In Baltimore last week, a novel radio call-in show, designed to get citizens to tip the police off to drug activity in their neighborhoods, resulted in 280 calls, 231 of them "meriting investigation," according to the police.
In one area of Anacostia recently, where most of the homes cost considerably less than those in Aspen Hill, an incident that never occurred -- a report of a rape of a 12-year-old girl, which eventually was found to have been fabricated -- unleashed a torrent of community response. Concerned parents at the Moten Elementary School organized a meeting that drew 400 people and set up their own school security patrols.
And in another area of Anacostia, where 15 women were accosted as they headed for or waited at the bus stops in the early morning, no fewer than five public events were held attracting hundreds of citizens -- many of them residents of the Barry Farms public housing project before the recent arrest of a man suspected of committing one of the attacks.
You often hear it said that crime would not be such a serious problem if the public wasn't so indifferent. It is said that the average person's do-nothing attitude is second only to official neglect. But this tale of three communities tells a different story.
The intensity of the response in Aspen Hill surprised some of the investigating officers. Said one detective, "Mothers were turning in their sons and sisters were calling us about their brothers. As a result of one of those calls, we're investigating a man in another rape not even related to the Aspen Hill cases."
In Baltimore, the purpose of the call-in show was to motivate people to get involved in battling the drug activity in their neighborhoods. The police were happily surprised at the large number of tipsters and the quality of their tips. People came up with automobile license numbers, descriptions, times and locations of alleged narcotics transactions, names of suspected buyers and sellers.
At first glance, the situation in certain neighborhoods in Baltimore and in Southeast Washington seem to bury yet another stereotype about people in low-income neighborhoods not caring about the crime in their midst. But Council member Wilhelmina J. Rolark (D-Ward 8), who represents Anacostia, a predominantly black and poor neighborhood, said such an image was wrong in the first place.

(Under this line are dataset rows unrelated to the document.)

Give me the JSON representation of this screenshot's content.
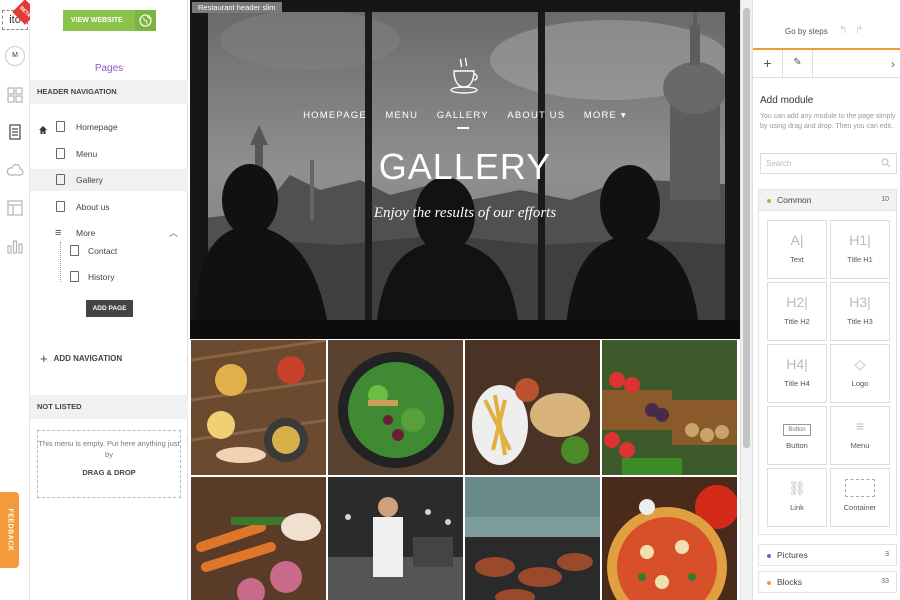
{
  "rail": {
    "logo": "ito",
    "beta": "BETA",
    "avatar": "M",
    "feedback": "FEEDBACK",
    "icons": [
      "grid-icon",
      "pages-icon",
      "cloud-icon",
      "layout-icon",
      "stats-icon"
    ]
  },
  "left": {
    "view_website": "VIEW WEBSITE",
    "title": "Pages",
    "header_nav": "HEADER NAVIGATION",
    "pages": [
      "Homepage",
      "Menu",
      "Gallery",
      "About us",
      "More",
      "Contact",
      "History"
    ],
    "add_page": "ADD PAGE",
    "add_nav": "ADD NAVIGATION",
    "not_listed": "NOT LISTED",
    "empty_text": "This menu is empty. Put here anything just by",
    "drag_drop": "DRAG & DROP"
  },
  "canvas": {
    "module_tag": "Restaurant header slim",
    "nav": [
      "HOMEPAGE",
      "MENU",
      "GALLERY",
      "ABOUT US",
      "MORE ▾"
    ],
    "title": "GALLERY",
    "subtitle": "Enjoy the results of our efforts"
  },
  "right": {
    "steps": "Go by steps",
    "add_module": "Add module",
    "desc": "You can add any module to the page simply by using drag and drop. Then you can edit.",
    "search_placeholder": "Search",
    "categories": [
      {
        "name": "Common",
        "count": "10",
        "color": "#8bc34a"
      },
      {
        "name": "Pictures",
        "count": "3",
        "color": "#8e57c7"
      },
      {
        "name": "Blocks",
        "count": "33",
        "color": "#f39a3a"
      }
    ],
    "modules": [
      "Text",
      "Title H1",
      "Title H2",
      "Title H3",
      "Title H4",
      "Logo",
      "Button",
      "Menu",
      "Link",
      "Container"
    ],
    "module_glyphs": [
      "A|",
      "H1|",
      "H2|",
      "H3|",
      "H4|",
      "◇",
      "Button",
      "≡",
      "⛓",
      ""
    ]
  },
  "colors": {
    "accent": "#f39a3a",
    "green": "#8bc34a",
    "purple": "#8e57c7"
  }
}
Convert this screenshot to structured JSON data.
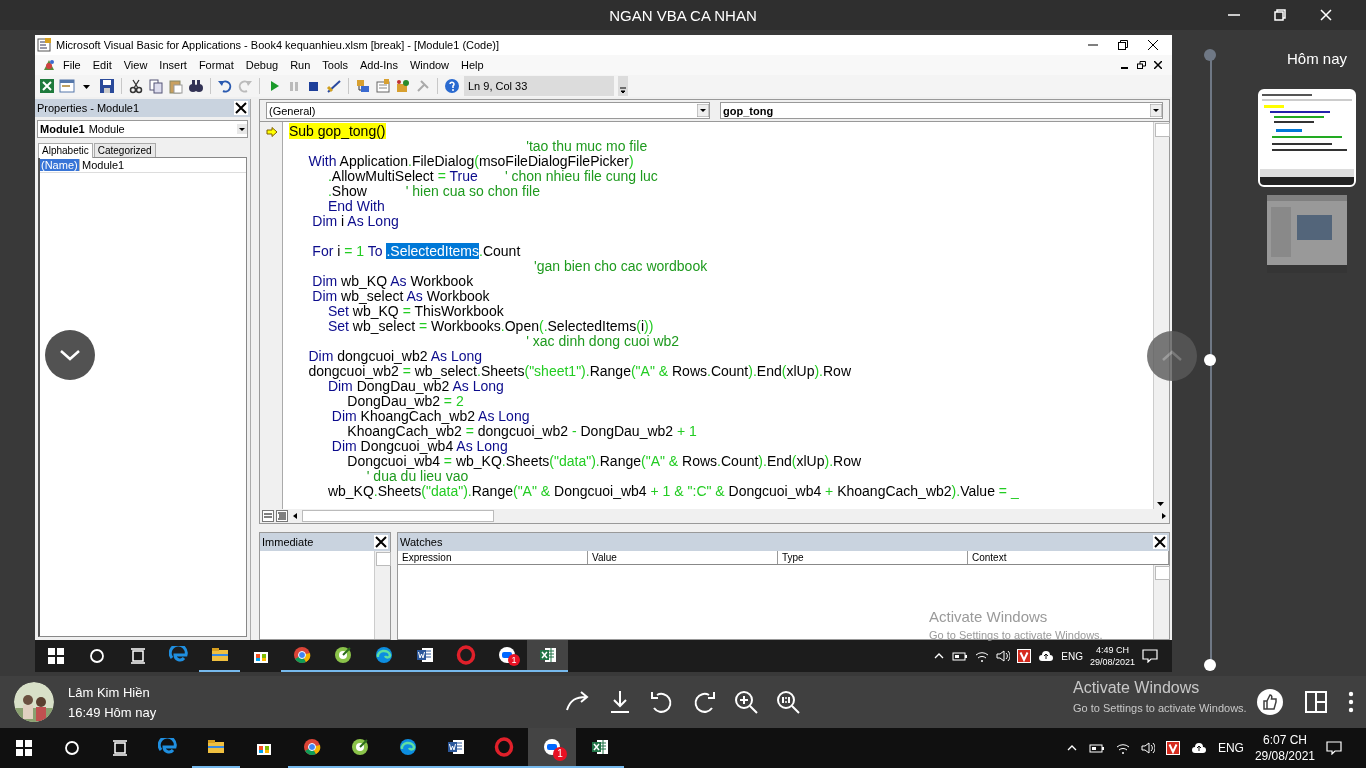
{
  "app_window": {
    "title": "NGAN VBA CA NHAN"
  },
  "vba": {
    "title": "Microsoft Visual Basic for Applications - Book4 kequanhieu.xlsm [break] - [Module1 (Code)]",
    "menu": [
      "File",
      "Edit",
      "View",
      "Insert",
      "Format",
      "Debug",
      "Run",
      "Tools",
      "Add-Ins",
      "Window",
      "Help"
    ],
    "cursor_position": "Ln 9, Col 33",
    "properties": {
      "title": "Properties - Module1",
      "object_name": "Module1",
      "object_type": "Module",
      "tabs": [
        {
          "label": "Alphabetic",
          "selected": true
        },
        {
          "label": "Categorized",
          "selected": false
        }
      ],
      "rows": [
        {
          "name": "(Name)",
          "value": "Module1",
          "selected": true
        }
      ]
    },
    "code": {
      "object": "(General)",
      "procedure": "gop_tong",
      "lines": [
        {
          "kind": "code",
          "current": true,
          "segments": [
            {
              "kind": "hl",
              "text": "Sub gop_tong()"
            }
          ]
        },
        {
          "kind": "code",
          "current": false,
          "segments": [
            {
              "kind": "cm",
              "text": "                                                             'tao thu muc mo file"
            }
          ]
        },
        {
          "kind": "code",
          "current": false,
          "segments": [
            {
              "kind": "kw",
              "text": "     With"
            },
            {
              "kind": "id",
              "text": " Application"
            },
            {
              "kind": "op",
              "text": "."
            },
            {
              "kind": "id",
              "text": "FileDialog"
            },
            {
              "kind": "op",
              "text": "("
            },
            {
              "kind": "id",
              "text": "msoFileDialogFilePicker"
            },
            {
              "kind": "op",
              "text": ")"
            }
          ]
        },
        {
          "kind": "code",
          "current": false,
          "segments": [
            {
              "kind": "op",
              "text": "          ."
            },
            {
              "kind": "id",
              "text": "AllowMultiSelect "
            },
            {
              "kind": "op",
              "text": "="
            },
            {
              "kind": "kw",
              "text": " True"
            },
            {
              "kind": "cm",
              "text": "       ' chon nhieu file cung luc"
            }
          ]
        },
        {
          "kind": "code",
          "current": false,
          "segments": [
            {
              "kind": "op",
              "text": "          ."
            },
            {
              "kind": "id",
              "text": "Show"
            },
            {
              "kind": "cm",
              "text": "          ' hien cua so chon file"
            }
          ]
        },
        {
          "kind": "code",
          "current": false,
          "segments": [
            {
              "kind": "kw",
              "text": "          End With"
            }
          ]
        },
        {
          "kind": "code",
          "current": false,
          "segments": [
            {
              "kind": "kw",
              "text": "      Dim"
            },
            {
              "kind": "id",
              "text": " i "
            },
            {
              "kind": "kw",
              "text": "As Long"
            }
          ]
        },
        {
          "kind": "blank",
          "current": false
        },
        {
          "kind": "code",
          "current": false,
          "segments": [
            {
              "kind": "kw",
              "text": "      For"
            },
            {
              "kind": "id",
              "text": " i "
            },
            {
              "kind": "op",
              "text": "="
            },
            {
              "kind": "op",
              "text": " 1"
            },
            {
              "kind": "kw",
              "text": " To "
            },
            {
              "kind": "sel",
              "text": ".SelectedItems"
            },
            {
              "kind": "op",
              "text": "."
            },
            {
              "kind": "id",
              "text": "Count"
            }
          ]
        },
        {
          "kind": "code",
          "current": false,
          "segments": [
            {
              "kind": "cm",
              "text": "                                                               'gan bien cho cac wordbook"
            }
          ]
        },
        {
          "kind": "code",
          "current": false,
          "segments": [
            {
              "kind": "kw",
              "text": "      Dim"
            },
            {
              "kind": "id",
              "text": " wb_KQ "
            },
            {
              "kind": "kw",
              "text": "As"
            },
            {
              "kind": "id",
              "text": " Workbook"
            }
          ]
        },
        {
          "kind": "code",
          "current": false,
          "segments": [
            {
              "kind": "kw",
              "text": "      Dim"
            },
            {
              "kind": "id",
              "text": " wb_select "
            },
            {
              "kind": "kw",
              "text": "As"
            },
            {
              "kind": "id",
              "text": " Workbook"
            }
          ]
        },
        {
          "kind": "code",
          "current": false,
          "segments": [
            {
              "kind": "kw",
              "text": "          Set"
            },
            {
              "kind": "id",
              "text": " wb_KQ "
            },
            {
              "kind": "op",
              "text": "="
            },
            {
              "kind": "id",
              "text": " ThisWorkbook"
            }
          ]
        },
        {
          "kind": "code",
          "current": false,
          "segments": [
            {
              "kind": "kw",
              "text": "          Set"
            },
            {
              "kind": "id",
              "text": " wb_select "
            },
            {
              "kind": "op",
              "text": "="
            },
            {
              "kind": "id",
              "text": " Workbooks"
            },
            {
              "kind": "op",
              "text": "."
            },
            {
              "kind": "id",
              "text": "Open"
            },
            {
              "kind": "op",
              "text": "(."
            },
            {
              "kind": "id",
              "text": "SelectedItems"
            },
            {
              "kind": "op",
              "text": "("
            },
            {
              "kind": "id",
              "text": "i"
            },
            {
              "kind": "op",
              "text": "))"
            }
          ]
        },
        {
          "kind": "code",
          "current": false,
          "segments": [
            {
              "kind": "cm",
              "text": "                                                             ' xac dinh dong cuoi wb2"
            }
          ]
        },
        {
          "kind": "code",
          "current": false,
          "segments": [
            {
              "kind": "kw",
              "text": "     Dim"
            },
            {
              "kind": "id",
              "text": " dongcuoi_wb2 "
            },
            {
              "kind": "kw",
              "text": "As Long"
            }
          ]
        },
        {
          "kind": "code",
          "current": false,
          "segments": [
            {
              "kind": "id",
              "text": "     dongcuoi_wb2 "
            },
            {
              "kind": "op",
              "text": "="
            },
            {
              "kind": "id",
              "text": " wb_select"
            },
            {
              "kind": "op",
              "text": "."
            },
            {
              "kind": "id",
              "text": "Sheets"
            },
            {
              "kind": "op",
              "text": "(\"sheet1\")."
            },
            {
              "kind": "id",
              "text": "Range"
            },
            {
              "kind": "op",
              "text": "(\"A\" &"
            },
            {
              "kind": "id",
              "text": " Rows"
            },
            {
              "kind": "op",
              "text": "."
            },
            {
              "kind": "id",
              "text": "Count"
            },
            {
              "kind": "op",
              "text": ")."
            },
            {
              "kind": "id",
              "text": "End"
            },
            {
              "kind": "op",
              "text": "("
            },
            {
              "kind": "id",
              "text": "xlUp"
            },
            {
              "kind": "op",
              "text": ")."
            },
            {
              "kind": "id",
              "text": "Row"
            }
          ]
        },
        {
          "kind": "code",
          "current": false,
          "segments": [
            {
              "kind": "kw",
              "text": "          Dim"
            },
            {
              "kind": "id",
              "text": " DongDau_wb2 "
            },
            {
              "kind": "kw",
              "text": "As Long"
            }
          ]
        },
        {
          "kind": "code",
          "current": false,
          "segments": [
            {
              "kind": "id",
              "text": "               DongDau_wb2 "
            },
            {
              "kind": "op",
              "text": "= 2"
            }
          ]
        },
        {
          "kind": "code",
          "current": false,
          "segments": [
            {
              "kind": "kw",
              "text": "           Dim"
            },
            {
              "kind": "id",
              "text": " KhoangCach_wb2 "
            },
            {
              "kind": "kw",
              "text": "As Long"
            }
          ]
        },
        {
          "kind": "code",
          "current": false,
          "segments": [
            {
              "kind": "id",
              "text": "               KhoangCach_wb2 "
            },
            {
              "kind": "op",
              "text": "="
            },
            {
              "kind": "id",
              "text": " dongcuoi_wb2 "
            },
            {
              "kind": "op",
              "text": "-"
            },
            {
              "kind": "id",
              "text": " DongDau_wb2 "
            },
            {
              "kind": "op",
              "text": "+ 1"
            }
          ]
        },
        {
          "kind": "code",
          "current": false,
          "segments": [
            {
              "kind": "kw",
              "text": "           Dim"
            },
            {
              "kind": "id",
              "text": " Dongcuoi_wb4 "
            },
            {
              "kind": "kw",
              "text": "As Long"
            }
          ]
        },
        {
          "kind": "code",
          "current": false,
          "segments": [
            {
              "kind": "id",
              "text": "               Dongcuoi_wb4 "
            },
            {
              "kind": "op",
              "text": "="
            },
            {
              "kind": "id",
              "text": " wb_KQ"
            },
            {
              "kind": "op",
              "text": "."
            },
            {
              "kind": "id",
              "text": "Sheets"
            },
            {
              "kind": "op",
              "text": "(\"data\")."
            },
            {
              "kind": "id",
              "text": "Range"
            },
            {
              "kind": "op",
              "text": "(\"A\" &"
            },
            {
              "kind": "id",
              "text": " Rows"
            },
            {
              "kind": "op",
              "text": "."
            },
            {
              "kind": "id",
              "text": "Count"
            },
            {
              "kind": "op",
              "text": ")."
            },
            {
              "kind": "id",
              "text": "End"
            },
            {
              "kind": "op",
              "text": "("
            },
            {
              "kind": "id",
              "text": "xlUp"
            },
            {
              "kind": "op",
              "text": ")."
            },
            {
              "kind": "id",
              "text": "Row"
            }
          ]
        },
        {
          "kind": "code",
          "current": false,
          "segments": [
            {
              "kind": "cm",
              "text": "                    ' dua du lieu vao"
            }
          ]
        },
        {
          "kind": "code",
          "current": false,
          "segments": [
            {
              "kind": "id",
              "text": "          wb_KQ"
            },
            {
              "kind": "op",
              "text": "."
            },
            {
              "kind": "id",
              "text": "Sheets"
            },
            {
              "kind": "op",
              "text": "(\"data\")."
            },
            {
              "kind": "id",
              "text": "Range"
            },
            {
              "kind": "op",
              "text": "(\"A\" &"
            },
            {
              "kind": "id",
              "text": " Dongcuoi_wb4 "
            },
            {
              "kind": "op",
              "text": "+ 1 & \":C\" &"
            },
            {
              "kind": "id",
              "text": " Dongcuoi_wb4 "
            },
            {
              "kind": "op",
              "text": "+"
            },
            {
              "kind": "id",
              "text": " KhoangCach_wb2"
            },
            {
              "kind": "op",
              "text": ")."
            },
            {
              "kind": "id",
              "text": "Value "
            },
            {
              "kind": "op",
              "text": "= _"
            }
          ]
        }
      ]
    },
    "immediate": {
      "title": "Immediate"
    },
    "watches": {
      "title": "Watches",
      "columns": [
        "Expression",
        "Value",
        "Type",
        "Context"
      ]
    },
    "activation": {
      "title": "Activate Windows",
      "message": "Go to Settings to activate Windows."
    },
    "taskbar": {
      "apps": [
        {
          "running": false,
          "active": false
        },
        {
          "running": true,
          "active": false
        },
        {
          "running": false,
          "active": false
        },
        {
          "running": true,
          "active": false
        },
        {
          "running": true,
          "active": false
        },
        {
          "running": true,
          "active": false
        },
        {
          "running": true,
          "active": false
        },
        {
          "running": true,
          "active": false
        },
        {
          "running": true,
          "active": false,
          "badge": "1"
        },
        {
          "running": true,
          "active": true
        }
      ],
      "language": "ENG",
      "time": "4:49 CH",
      "date": "29/08/2021"
    }
  },
  "timeline": {
    "label": "Hôm nay",
    "thumbnails": [
      {
        "selected": true
      },
      {
        "selected": false
      }
    ]
  },
  "sender": {
    "name": "Lâm Kim Hiền",
    "time": "16:49 Hôm nay"
  },
  "taskbar": {
    "apps": [
      {
        "running": false,
        "active": false
      },
      {
        "running": true,
        "active": false
      },
      {
        "running": false,
        "active": false
      },
      {
        "running": true,
        "active": false
      },
      {
        "running": true,
        "active": false
      },
      {
        "running": true,
        "active": false
      },
      {
        "running": true,
        "active": false
      },
      {
        "running": true,
        "active": false
      },
      {
        "running": true,
        "active": true,
        "badge": "1"
      },
      {
        "running": true,
        "active": false
      }
    ],
    "language": "ENG",
    "time": "6:07 CH",
    "date": "29/08/2021"
  },
  "activation": {
    "title": "Activate Windows",
    "message": "Go to Settings to activate Windows."
  }
}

"I never believed that stereotype," she said. "There is a deep concern here about all kinds of crime. In the Barry Farms area, one Advisory Neighborhood Commission had a meeting and had over 100 people. There's always been intense community concern. It is just that we get poor media coverage. The bottom line is racism in coverage."
It is true that media is often a key in crime detection. Montgomery County detectives said that after stories about the Aspen Hill rapes appeared in the news media, hundreds of pieces of information came in from citizens determined to see the culprit caught. And in Baltimore, the media was the messenger.
These tales of three communities show that citizens can make a difference. And if it once looked as if only certain people had that message, that is becoming a thing of the past. I think it shows that if there is a demonstrated sincere effort on the part of the police and elected officials that they intend to do something about crime, communities will take the risk and respond.
All this makes me happy because it gives me hope. If citizens get involved at this level, maybe there is hope that they will extend that involvement to one day dealing with the social and human problems that in no small measure produce the spiraling crime rates that concern us all.